## Material for this task
┌──

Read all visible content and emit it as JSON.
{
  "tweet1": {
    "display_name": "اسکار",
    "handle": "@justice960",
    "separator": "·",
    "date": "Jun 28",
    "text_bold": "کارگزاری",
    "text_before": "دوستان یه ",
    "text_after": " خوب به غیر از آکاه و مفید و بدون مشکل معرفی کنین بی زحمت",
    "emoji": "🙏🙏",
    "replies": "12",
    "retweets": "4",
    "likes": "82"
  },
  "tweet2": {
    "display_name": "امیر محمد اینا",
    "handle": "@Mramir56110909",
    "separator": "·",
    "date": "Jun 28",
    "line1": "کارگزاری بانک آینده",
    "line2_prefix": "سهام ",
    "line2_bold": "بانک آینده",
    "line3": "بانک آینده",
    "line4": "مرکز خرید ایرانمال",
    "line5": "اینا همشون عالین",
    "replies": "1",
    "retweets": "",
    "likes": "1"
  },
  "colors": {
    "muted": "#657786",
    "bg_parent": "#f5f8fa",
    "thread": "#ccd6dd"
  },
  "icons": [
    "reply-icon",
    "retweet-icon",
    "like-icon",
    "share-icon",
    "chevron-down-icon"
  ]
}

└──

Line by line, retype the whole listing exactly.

Read all visible content and emit it as JSON.
{
  "tweet1": {
    "display_name": "اسکار",
    "handle": "@justice960",
    "separator": "·",
    "date": "Jun 28",
    "text_bold": "کارگزاری",
    "text_before": "دوستان یه ",
    "text_after": " خوب به غیر از آکاه و مفید و بدون مشکل معرفی کنین بی زحمت",
    "emoji": "🙏🙏",
    "replies": "12",
    "retweets": "4",
    "likes": "82"
  },
  "tweet2": {
    "display_name": "امیر محمد اینا",
    "handle": "@Mramir56110909",
    "separator": "·",
    "date": "Jun 28",
    "line1": "کارگزاری بانک آینده",
    "line2_prefix": "سهام ",
    "line2_bold": "بانک آینده",
    "line3": "بانک آینده",
    "line4": "مرکز خرید ایرانمال",
    "line5": "اینا همشون عالین",
    "replies": "1",
    "retweets": "",
    "likes": "1"
  },
  "colors": {
    "muted": "#657786",
    "bg_parent": "#f5f8fa",
    "thread": "#ccd6dd"
  },
  "icons": [
    "reply-icon",
    "retweet-icon",
    "like-icon",
    "share-icon",
    "chevron-down-icon"
  ]
}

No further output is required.